Rethinking the Traditional Linear Revision Process

Every design-oriented work seems to follow the same process: create the work, present, revise. My question today is whether this is the best approach. Using this process, by the time the work is presented, it's usually pretty finished. Thus, the revise step seems difficult and seems to wrench the project off-track. What's more, even if you cycle through this process several times, in the hopes of getting better results, you are just repeating the same problems. Is there a better approach? I have an idea, rooted in hermeneutics, that might help. Instead of a massively linear process that drives toward a revision at the END, what if we introduced the revisions in the MIDDLE? Specifically, what if we made more, but smaller, revisions DURING the design process? This would, of course, require a substantially-different way of working for most designers.

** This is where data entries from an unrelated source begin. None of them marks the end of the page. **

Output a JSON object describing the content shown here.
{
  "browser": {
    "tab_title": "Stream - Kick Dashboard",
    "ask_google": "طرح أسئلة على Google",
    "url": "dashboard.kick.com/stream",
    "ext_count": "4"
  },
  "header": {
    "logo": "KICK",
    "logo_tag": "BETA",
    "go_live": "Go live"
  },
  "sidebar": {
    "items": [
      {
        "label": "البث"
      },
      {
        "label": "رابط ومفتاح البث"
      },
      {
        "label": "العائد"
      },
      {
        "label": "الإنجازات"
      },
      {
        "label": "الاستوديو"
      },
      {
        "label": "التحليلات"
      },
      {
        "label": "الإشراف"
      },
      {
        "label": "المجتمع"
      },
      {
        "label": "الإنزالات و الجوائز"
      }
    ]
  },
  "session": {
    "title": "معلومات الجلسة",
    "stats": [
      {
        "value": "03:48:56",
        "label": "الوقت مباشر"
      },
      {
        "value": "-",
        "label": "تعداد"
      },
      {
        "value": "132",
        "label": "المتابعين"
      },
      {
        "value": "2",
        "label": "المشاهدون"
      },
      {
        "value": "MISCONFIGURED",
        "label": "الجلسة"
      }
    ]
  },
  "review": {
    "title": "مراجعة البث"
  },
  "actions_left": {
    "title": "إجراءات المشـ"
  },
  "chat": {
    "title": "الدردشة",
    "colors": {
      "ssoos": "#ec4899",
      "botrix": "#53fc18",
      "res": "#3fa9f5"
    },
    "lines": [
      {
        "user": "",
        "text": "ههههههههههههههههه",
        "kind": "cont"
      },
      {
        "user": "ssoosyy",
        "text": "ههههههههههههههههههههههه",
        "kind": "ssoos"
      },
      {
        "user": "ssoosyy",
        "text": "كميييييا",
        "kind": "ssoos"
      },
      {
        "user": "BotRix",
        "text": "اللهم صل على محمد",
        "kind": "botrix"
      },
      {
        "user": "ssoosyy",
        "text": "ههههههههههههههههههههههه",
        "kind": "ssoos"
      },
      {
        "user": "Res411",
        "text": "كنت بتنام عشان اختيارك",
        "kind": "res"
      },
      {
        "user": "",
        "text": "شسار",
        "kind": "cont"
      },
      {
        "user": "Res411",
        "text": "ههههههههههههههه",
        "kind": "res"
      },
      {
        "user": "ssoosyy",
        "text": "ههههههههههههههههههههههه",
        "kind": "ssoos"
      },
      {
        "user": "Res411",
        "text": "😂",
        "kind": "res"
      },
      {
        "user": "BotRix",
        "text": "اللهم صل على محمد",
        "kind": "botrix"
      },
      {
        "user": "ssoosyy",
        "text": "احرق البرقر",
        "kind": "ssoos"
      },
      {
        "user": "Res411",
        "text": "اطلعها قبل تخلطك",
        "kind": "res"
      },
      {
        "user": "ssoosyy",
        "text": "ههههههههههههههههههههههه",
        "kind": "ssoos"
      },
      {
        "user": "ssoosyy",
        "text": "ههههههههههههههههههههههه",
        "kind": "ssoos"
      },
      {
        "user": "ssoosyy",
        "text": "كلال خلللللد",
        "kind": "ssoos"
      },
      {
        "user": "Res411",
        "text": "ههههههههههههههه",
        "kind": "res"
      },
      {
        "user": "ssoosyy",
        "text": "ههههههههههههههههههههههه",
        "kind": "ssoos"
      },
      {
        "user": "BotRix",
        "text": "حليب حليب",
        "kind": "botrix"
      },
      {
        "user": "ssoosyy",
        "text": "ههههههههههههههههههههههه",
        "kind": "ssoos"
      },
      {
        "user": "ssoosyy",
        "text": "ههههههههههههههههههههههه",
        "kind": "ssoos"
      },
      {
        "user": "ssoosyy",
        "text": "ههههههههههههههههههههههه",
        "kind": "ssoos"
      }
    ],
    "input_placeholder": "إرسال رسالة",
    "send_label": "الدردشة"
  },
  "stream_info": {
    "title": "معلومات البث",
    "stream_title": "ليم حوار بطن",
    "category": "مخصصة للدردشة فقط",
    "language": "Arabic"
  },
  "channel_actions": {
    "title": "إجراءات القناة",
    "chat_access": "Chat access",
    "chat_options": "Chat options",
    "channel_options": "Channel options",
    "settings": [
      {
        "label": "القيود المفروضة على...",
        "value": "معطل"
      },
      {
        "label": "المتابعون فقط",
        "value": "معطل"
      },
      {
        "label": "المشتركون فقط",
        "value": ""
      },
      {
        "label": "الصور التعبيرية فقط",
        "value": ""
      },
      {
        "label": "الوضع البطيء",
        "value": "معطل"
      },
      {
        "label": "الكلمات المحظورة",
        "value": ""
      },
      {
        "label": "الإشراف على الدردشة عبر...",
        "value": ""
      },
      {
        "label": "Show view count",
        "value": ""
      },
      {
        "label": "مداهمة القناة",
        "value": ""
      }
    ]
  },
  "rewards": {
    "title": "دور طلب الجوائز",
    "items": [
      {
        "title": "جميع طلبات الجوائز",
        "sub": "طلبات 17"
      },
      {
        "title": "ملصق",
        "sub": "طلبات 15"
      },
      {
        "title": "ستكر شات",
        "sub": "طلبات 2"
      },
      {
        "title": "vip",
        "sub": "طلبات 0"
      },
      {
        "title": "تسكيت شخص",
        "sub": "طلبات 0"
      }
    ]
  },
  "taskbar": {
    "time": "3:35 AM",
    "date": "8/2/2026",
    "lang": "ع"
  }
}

It would required a more collaborative approach with "non-designers" and even clients. But, it would, I think, generate better results. And it would create an acceptable solution faster, too.